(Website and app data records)
········

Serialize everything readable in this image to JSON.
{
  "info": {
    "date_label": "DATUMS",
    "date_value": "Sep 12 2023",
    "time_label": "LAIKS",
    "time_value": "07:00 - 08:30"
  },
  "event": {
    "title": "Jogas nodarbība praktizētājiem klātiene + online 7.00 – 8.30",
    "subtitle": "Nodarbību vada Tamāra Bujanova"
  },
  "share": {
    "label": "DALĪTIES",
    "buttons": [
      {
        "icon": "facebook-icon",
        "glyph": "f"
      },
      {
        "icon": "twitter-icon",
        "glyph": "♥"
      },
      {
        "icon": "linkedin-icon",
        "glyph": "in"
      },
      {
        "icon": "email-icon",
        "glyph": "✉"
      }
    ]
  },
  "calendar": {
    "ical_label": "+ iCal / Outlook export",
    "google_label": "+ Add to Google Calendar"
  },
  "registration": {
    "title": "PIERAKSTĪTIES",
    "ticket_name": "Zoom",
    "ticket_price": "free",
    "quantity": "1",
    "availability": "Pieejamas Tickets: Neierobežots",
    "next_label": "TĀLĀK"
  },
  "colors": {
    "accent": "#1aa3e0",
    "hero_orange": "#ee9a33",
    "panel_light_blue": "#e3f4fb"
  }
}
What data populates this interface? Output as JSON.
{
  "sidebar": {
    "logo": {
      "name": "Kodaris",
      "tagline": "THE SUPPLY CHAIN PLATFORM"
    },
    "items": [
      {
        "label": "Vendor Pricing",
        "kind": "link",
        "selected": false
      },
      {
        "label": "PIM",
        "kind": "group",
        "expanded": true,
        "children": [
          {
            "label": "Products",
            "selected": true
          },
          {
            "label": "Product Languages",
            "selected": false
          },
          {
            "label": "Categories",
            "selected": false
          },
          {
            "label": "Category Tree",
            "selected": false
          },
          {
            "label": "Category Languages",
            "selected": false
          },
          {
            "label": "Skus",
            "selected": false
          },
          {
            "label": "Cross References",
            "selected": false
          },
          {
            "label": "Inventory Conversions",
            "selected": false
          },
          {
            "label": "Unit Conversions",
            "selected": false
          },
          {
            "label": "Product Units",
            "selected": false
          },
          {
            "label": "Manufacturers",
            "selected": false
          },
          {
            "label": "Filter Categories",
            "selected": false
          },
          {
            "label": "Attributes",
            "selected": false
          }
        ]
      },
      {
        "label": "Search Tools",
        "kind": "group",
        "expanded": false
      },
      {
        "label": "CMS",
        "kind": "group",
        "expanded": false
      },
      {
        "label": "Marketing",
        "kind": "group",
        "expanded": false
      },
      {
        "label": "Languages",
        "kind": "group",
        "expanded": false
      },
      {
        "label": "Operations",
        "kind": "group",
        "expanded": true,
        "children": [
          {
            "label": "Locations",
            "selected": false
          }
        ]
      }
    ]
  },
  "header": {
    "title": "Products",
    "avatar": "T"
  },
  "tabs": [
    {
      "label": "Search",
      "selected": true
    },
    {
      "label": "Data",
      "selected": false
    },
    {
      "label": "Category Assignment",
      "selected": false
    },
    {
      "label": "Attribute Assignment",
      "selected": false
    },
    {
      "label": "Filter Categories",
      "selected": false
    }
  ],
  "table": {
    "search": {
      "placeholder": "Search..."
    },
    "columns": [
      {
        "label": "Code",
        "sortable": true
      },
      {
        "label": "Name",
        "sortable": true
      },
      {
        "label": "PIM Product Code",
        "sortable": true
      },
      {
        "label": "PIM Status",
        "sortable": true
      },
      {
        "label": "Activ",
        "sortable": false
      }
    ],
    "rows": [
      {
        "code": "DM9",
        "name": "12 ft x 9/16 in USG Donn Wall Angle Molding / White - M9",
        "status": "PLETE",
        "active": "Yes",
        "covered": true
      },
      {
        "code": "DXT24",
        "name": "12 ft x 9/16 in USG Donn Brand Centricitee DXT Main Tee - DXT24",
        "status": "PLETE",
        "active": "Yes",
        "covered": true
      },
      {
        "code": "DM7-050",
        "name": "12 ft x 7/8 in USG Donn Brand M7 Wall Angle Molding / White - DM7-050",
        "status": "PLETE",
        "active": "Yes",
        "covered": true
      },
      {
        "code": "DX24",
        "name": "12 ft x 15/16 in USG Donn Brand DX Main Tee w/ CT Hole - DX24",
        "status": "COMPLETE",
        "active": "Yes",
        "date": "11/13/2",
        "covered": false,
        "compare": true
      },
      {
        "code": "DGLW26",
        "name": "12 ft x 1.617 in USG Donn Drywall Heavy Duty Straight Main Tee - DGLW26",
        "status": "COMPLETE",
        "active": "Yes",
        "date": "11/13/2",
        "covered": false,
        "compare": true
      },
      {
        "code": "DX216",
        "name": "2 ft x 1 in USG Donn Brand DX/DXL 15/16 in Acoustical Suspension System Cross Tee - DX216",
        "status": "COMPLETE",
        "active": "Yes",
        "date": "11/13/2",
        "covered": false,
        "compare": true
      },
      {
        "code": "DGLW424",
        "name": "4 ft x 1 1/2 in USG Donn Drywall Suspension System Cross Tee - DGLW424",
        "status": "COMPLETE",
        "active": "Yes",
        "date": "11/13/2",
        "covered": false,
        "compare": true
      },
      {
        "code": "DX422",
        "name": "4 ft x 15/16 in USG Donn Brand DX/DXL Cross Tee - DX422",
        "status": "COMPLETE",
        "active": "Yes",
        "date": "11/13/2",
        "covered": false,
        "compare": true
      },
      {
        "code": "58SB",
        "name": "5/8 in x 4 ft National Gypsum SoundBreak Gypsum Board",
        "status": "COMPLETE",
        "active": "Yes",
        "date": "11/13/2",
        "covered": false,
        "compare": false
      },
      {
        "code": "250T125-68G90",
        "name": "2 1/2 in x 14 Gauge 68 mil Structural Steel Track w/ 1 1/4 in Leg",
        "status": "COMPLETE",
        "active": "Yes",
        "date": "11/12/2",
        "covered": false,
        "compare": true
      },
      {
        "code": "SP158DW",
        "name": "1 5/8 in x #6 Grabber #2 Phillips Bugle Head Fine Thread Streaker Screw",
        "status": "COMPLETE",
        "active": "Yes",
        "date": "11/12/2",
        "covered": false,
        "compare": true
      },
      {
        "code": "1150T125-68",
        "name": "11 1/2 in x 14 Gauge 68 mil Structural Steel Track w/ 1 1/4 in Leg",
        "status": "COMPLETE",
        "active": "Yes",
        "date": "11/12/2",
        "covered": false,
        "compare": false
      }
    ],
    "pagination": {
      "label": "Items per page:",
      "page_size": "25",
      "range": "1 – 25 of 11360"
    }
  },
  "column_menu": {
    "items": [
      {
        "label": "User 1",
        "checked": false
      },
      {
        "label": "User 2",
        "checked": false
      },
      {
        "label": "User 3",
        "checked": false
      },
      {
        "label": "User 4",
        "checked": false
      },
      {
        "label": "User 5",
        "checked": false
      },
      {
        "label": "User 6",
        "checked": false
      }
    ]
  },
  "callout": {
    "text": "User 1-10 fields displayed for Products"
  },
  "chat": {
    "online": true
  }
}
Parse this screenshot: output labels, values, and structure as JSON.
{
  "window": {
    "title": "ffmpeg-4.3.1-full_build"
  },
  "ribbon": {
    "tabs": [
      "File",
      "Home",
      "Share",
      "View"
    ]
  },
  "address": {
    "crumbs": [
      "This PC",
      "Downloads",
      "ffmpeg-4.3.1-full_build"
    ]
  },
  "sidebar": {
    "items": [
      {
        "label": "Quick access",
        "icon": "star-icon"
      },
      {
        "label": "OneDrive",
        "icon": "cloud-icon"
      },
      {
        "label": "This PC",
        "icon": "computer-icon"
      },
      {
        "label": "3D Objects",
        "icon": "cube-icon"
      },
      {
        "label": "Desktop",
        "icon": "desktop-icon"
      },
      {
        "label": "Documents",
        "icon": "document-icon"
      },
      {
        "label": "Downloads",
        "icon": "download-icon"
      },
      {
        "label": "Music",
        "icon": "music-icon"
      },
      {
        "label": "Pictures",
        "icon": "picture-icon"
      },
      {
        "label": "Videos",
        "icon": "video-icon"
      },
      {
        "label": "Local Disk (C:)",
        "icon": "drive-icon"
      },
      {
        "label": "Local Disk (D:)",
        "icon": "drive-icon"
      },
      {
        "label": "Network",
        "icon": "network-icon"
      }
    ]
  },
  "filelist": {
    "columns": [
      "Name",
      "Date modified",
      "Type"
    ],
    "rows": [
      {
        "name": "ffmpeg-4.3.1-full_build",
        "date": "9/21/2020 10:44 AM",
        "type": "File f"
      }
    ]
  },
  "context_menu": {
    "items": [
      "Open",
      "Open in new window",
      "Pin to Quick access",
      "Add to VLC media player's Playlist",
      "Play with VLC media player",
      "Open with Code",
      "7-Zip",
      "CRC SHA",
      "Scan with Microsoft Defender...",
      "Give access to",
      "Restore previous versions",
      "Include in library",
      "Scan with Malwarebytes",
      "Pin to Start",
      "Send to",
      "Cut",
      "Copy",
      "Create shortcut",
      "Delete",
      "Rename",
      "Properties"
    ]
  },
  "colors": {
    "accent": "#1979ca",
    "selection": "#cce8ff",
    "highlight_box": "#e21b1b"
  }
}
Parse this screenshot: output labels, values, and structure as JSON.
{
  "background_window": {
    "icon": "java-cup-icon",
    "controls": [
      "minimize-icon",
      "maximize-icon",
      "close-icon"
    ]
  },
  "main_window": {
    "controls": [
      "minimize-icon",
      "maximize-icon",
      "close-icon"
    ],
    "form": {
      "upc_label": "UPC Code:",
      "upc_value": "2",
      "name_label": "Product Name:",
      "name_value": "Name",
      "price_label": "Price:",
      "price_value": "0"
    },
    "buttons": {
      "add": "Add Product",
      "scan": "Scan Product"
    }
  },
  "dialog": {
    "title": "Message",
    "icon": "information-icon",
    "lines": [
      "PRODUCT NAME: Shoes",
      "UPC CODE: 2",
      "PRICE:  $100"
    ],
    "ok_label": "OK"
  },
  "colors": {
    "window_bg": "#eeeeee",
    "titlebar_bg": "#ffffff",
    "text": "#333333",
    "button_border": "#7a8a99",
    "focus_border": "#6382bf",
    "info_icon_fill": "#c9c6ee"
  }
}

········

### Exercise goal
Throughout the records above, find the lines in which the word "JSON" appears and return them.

### Your solution
Serialize everything readable in this image to JSON.
What data populates this interface? Output as JSON.
Parse this screenshot: output labels, values, and structure as JSON.
Parse this screenshot: output labels, values, and structure as JSON.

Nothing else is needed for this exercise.